Scroll Down

We Provide Various Solutions


  • Collaborative Solutions

We are the official robotics system integrator of Universal Robots, the world’s number one cobot supplier with a 60 percent market share.

  • Industrial Solutions

Industrial robots are automated, programmable robotic systems consisting of three or more axes and used in production. Industrial robots are usually large, stationary equipment designed for high-volume, extremely high-precision and rapid production. These robots have been widely used in many different industries for decades.
These robots can pose safety risks to workers, so they often require safety measures such as cages to keep people out of the robot’s work area.
Industrial robots can run faster, do more work in less time, therefore increase the return on investment.

Machine Vision and
Image Processing Technologies

As in many applications, humans provide an advantage over machines in terms of vision and image processing, adding flexibility and solving complex situations.
However, it excels in measuring and comparing a previously introduced product or condition, thanks to its machine vision, speed, accuracy and repeatability.
For example, on a production line, the machine vision system can inspect hundreds or even thousands of parts per minute; with the right camera resolution, library functions and optics, it can easily examine object details that are too small for the human eye to see.
At the same time, unlike mechanical control and measuring systems, thanks to the software library and programmability that runs behind, the system does not need to be changed completely and does not incur extra costs when changing parts or products.

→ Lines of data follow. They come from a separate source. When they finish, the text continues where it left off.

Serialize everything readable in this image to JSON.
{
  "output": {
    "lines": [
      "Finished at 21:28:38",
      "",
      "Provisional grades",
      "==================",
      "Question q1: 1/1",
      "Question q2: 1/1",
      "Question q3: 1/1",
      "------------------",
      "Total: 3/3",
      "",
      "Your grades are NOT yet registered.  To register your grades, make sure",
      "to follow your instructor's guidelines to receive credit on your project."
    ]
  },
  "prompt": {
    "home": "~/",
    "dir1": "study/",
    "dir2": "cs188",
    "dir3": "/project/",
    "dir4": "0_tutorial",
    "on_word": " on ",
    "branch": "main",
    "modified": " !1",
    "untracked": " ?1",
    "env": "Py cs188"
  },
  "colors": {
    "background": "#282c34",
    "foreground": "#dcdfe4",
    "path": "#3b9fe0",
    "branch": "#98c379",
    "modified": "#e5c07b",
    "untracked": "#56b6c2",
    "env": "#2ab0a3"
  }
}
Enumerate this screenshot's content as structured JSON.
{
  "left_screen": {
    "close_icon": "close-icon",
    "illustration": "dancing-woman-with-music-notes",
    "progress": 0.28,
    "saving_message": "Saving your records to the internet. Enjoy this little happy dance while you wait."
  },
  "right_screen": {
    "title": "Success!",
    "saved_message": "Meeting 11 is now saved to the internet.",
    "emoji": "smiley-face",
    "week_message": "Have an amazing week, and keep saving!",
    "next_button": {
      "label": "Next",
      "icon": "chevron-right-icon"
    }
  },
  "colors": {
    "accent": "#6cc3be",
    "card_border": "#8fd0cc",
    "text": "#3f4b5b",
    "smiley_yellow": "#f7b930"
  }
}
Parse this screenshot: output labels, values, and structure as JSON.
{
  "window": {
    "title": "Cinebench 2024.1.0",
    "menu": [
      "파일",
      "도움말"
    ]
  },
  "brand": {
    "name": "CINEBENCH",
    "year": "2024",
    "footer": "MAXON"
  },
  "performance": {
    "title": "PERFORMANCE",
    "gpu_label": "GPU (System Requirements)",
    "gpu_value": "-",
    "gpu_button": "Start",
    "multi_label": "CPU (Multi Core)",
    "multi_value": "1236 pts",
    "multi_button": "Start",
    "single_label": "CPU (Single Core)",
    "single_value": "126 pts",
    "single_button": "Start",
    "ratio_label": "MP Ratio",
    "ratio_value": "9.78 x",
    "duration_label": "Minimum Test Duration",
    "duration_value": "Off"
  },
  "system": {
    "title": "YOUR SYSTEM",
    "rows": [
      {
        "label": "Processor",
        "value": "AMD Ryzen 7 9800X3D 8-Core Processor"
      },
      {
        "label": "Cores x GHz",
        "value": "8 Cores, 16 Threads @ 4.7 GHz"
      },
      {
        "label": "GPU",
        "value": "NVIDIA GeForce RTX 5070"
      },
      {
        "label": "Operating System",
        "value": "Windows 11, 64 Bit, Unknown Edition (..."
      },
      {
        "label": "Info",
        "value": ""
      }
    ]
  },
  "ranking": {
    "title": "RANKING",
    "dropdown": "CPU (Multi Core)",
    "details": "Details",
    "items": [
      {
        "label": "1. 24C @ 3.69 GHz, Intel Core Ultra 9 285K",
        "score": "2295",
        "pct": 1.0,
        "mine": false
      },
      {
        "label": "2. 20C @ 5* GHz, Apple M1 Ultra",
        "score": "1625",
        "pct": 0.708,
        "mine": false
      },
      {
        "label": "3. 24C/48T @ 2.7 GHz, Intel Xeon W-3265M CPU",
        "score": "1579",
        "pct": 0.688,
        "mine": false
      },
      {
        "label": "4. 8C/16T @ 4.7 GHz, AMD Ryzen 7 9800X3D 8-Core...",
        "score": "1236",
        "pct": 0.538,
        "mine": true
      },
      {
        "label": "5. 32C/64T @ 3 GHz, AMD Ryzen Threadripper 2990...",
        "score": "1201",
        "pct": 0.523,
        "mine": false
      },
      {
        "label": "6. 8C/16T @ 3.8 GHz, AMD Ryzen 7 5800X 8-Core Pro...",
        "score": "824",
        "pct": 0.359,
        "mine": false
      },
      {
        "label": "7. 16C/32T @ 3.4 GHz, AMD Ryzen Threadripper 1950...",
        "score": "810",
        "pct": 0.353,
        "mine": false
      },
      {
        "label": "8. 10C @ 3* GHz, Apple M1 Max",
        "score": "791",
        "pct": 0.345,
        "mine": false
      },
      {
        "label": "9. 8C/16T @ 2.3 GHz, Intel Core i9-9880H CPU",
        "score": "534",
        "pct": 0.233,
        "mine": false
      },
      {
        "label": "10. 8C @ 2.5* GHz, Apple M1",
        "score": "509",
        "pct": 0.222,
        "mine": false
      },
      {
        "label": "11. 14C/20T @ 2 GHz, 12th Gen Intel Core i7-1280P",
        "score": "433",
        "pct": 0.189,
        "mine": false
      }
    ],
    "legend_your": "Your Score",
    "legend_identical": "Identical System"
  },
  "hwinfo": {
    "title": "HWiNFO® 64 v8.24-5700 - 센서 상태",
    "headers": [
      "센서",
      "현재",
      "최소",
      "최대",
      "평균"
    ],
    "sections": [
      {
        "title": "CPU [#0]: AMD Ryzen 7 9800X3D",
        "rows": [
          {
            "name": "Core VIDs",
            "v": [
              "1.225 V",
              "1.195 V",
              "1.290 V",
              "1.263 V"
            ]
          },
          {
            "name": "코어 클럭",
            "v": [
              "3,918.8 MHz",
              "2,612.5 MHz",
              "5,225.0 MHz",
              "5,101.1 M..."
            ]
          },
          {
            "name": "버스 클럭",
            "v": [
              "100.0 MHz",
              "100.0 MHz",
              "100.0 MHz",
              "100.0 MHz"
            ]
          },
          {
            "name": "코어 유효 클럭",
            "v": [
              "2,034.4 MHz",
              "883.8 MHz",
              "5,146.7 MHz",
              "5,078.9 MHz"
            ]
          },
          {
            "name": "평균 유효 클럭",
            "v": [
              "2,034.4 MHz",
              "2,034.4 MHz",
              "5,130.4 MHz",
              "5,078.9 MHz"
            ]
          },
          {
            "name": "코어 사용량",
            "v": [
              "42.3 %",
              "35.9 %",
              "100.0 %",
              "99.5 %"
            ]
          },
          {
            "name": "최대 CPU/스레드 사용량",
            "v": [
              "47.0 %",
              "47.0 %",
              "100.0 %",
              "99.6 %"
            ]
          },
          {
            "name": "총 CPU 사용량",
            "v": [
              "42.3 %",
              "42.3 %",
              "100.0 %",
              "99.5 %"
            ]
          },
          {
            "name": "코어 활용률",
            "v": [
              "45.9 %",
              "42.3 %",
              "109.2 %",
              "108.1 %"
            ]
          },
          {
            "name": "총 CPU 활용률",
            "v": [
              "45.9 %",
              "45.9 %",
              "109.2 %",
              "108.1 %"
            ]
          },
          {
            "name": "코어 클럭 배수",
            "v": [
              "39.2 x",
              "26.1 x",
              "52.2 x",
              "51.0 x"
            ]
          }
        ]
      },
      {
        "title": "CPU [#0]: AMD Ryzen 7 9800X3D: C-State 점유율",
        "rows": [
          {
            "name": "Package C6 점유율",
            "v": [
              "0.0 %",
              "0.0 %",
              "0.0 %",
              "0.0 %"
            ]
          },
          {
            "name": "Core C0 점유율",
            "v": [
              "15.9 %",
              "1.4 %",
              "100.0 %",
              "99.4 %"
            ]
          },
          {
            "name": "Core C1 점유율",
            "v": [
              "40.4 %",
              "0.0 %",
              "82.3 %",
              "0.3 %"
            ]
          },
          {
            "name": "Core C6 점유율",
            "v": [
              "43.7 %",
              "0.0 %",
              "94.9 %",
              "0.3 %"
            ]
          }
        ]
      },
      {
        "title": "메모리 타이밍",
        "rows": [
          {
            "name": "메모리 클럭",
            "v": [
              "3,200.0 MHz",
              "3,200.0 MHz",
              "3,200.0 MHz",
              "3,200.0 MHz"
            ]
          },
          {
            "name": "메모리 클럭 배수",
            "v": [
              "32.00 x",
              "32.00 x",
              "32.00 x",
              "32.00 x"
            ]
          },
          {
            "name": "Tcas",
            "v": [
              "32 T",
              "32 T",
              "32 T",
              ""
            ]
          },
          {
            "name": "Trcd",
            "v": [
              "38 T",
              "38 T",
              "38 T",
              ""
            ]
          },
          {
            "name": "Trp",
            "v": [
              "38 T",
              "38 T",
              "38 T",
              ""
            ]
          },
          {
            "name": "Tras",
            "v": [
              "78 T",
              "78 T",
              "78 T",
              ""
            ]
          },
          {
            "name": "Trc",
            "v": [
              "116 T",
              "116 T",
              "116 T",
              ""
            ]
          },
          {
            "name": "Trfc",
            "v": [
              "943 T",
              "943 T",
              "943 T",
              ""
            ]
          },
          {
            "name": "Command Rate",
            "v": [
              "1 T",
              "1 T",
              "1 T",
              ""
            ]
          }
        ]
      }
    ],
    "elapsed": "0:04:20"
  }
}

Today, industrial and collaborative robot technology is quite advanced and has reached a certain level. All robots are to stand out in themselves with small differences and advantages. The most important factor that determines how consistently and efficiently the system works is the product feeding systems. In order for the robot or automatic system to work with any product, that part must be fed to the robot or machine. A mechanical arm or system cannot detect the part it is processing, where the part is, or whether it grasps the part in the right direction. A wide variety of feeding systems are available, and all of the methods have strengths and weaknesses to consider.

EOAT - Robot End Elements

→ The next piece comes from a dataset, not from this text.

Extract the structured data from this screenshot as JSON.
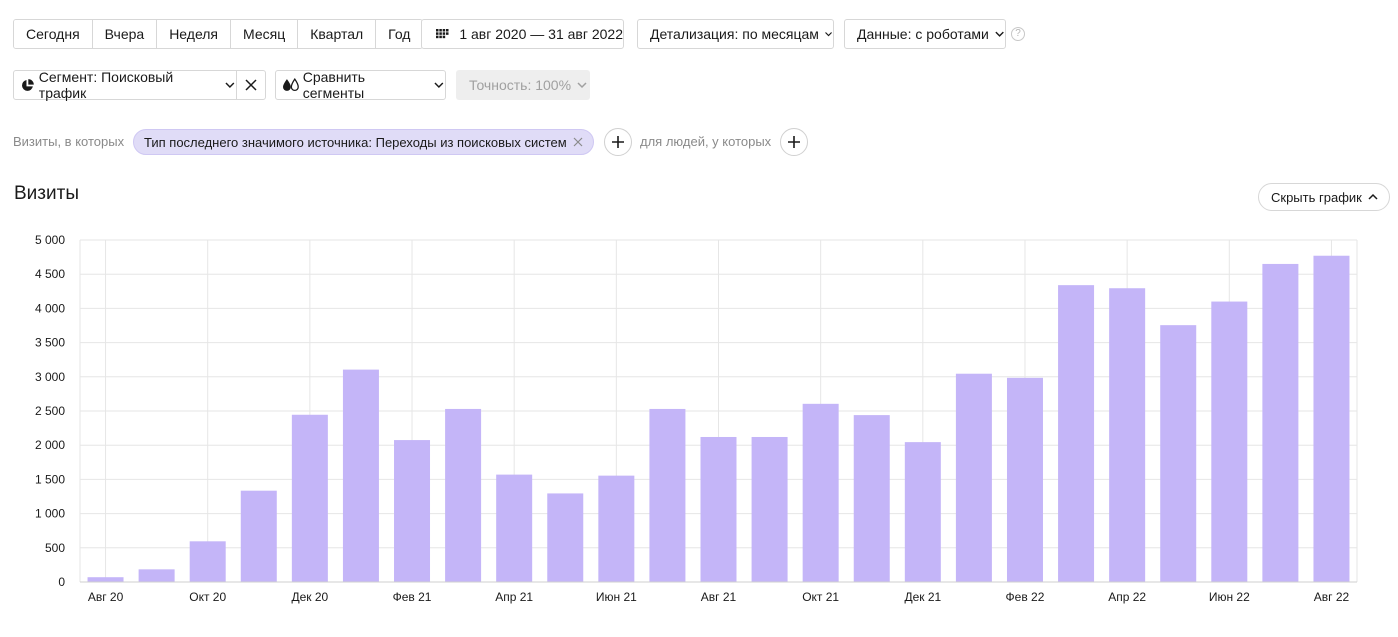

Robot end elements are one of the most important factors that determine how consistently and efficiently robotic systems work. End members refer to equipment that interacts with parts and components, typically at the end of a robotic arm. EOAT provides specific functionality to the robot and can be modified to suit different applications and can even be designed to perform several operations simultaneously. In both cases, improvements in EOAT capabilities trigger and increase robotic capabilities at the right rate.


It consists of an automatic production line, a transfer system and sequential workstations connected by an electrical control system. The product moves along the line according to the predefined production order and a certain operation is performed at each station.
Fully automatic production line is the realization of the production process completely or partially by means of mechanical equipment and automatic systems without the need for operators. In this way, operators are directed to value-added areas that will increase production efficiency, such as the control of automated lines and management of control panels, instead of being directly involved in the production stages.

Project and Factory Simulation

Visual aids such as drawings, plans and photographs, and later CAD drawings and 3D renders; have been the visualization tools that production planners and systems integrators have used for decades to define production design concepts. In the last few years, with Industry 4.0, these tools have combined with simulation technology and the Internet to turn into 3D manufacturing simulation technology. This technology processes different inputs and data together, such as CAD geometries and programming logic, and creates accurate visuals and simulations of these inputs, using production-specific simulation behaviors. In this way, it helps planning teams visualize and review factory environments, production design and performance in line with engineering information, reduces the risk of design errors and oversight, and enables more stakeholders to participate in the planning process.